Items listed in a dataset
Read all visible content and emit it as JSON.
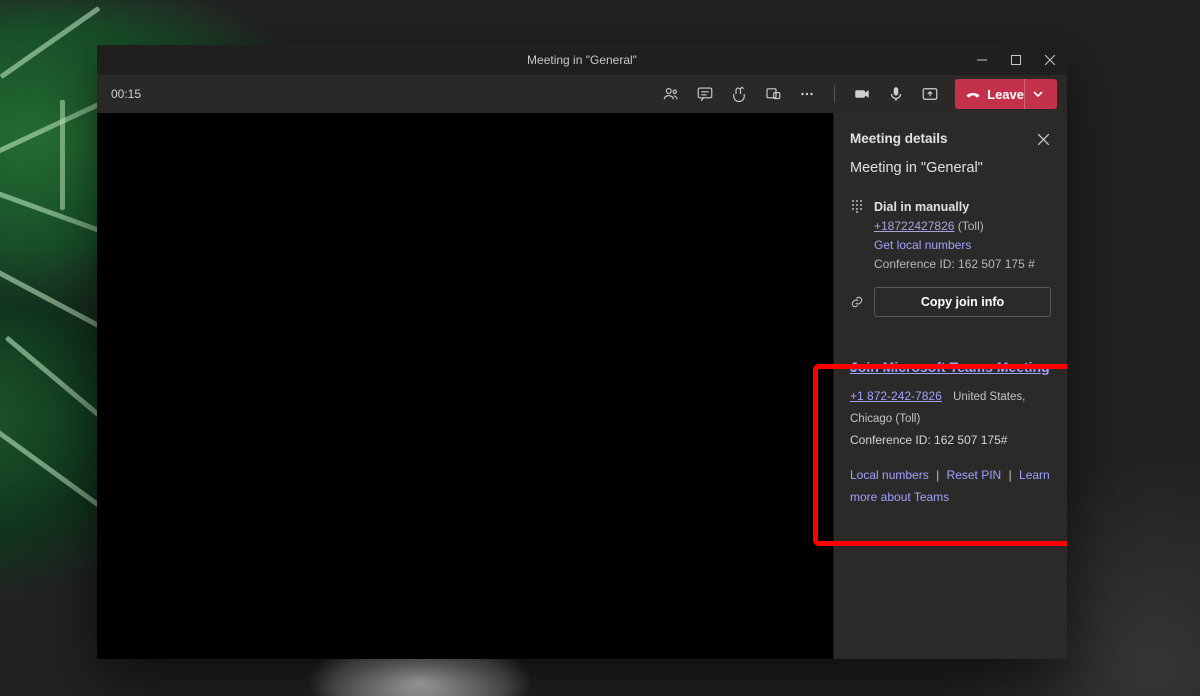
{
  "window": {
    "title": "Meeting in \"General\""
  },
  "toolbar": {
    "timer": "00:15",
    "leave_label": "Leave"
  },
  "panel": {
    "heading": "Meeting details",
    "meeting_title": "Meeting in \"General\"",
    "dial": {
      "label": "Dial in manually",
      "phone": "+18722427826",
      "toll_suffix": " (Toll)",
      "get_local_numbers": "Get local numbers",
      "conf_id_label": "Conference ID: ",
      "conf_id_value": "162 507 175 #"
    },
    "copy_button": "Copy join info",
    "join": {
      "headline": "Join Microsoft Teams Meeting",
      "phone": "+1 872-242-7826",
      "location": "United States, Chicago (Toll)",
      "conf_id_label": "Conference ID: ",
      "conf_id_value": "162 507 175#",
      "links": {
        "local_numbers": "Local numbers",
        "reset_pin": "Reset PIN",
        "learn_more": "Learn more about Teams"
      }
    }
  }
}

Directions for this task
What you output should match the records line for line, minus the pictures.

Written answer
Read all visible content and emit it as JSON.
{
  "window": {
    "title": "Meeting in \"General\""
  },
  "toolbar": {
    "timer": "00:15",
    "leave_label": "Leave"
  },
  "panel": {
    "heading": "Meeting details",
    "meeting_title": "Meeting in \"General\"",
    "dial": {
      "label": "Dial in manually",
      "phone": "+18722427826",
      "toll_suffix": " (Toll)",
      "get_local_numbers": "Get local numbers",
      "conf_id_label": "Conference ID: ",
      "conf_id_value": "162 507 175 #"
    },
    "copy_button": "Copy join info",
    "join": {
      "headline": "Join Microsoft Teams Meeting",
      "phone": "+1 872-242-7826",
      "location": "United States, Chicago (Toll)",
      "conf_id_label": "Conference ID: ",
      "conf_id_value": "162 507 175#",
      "links": {
        "local_numbers": "Local numbers",
        "reset_pin": "Reset PIN",
        "learn_more": "Learn more about Teams"
      }
    }
  }
}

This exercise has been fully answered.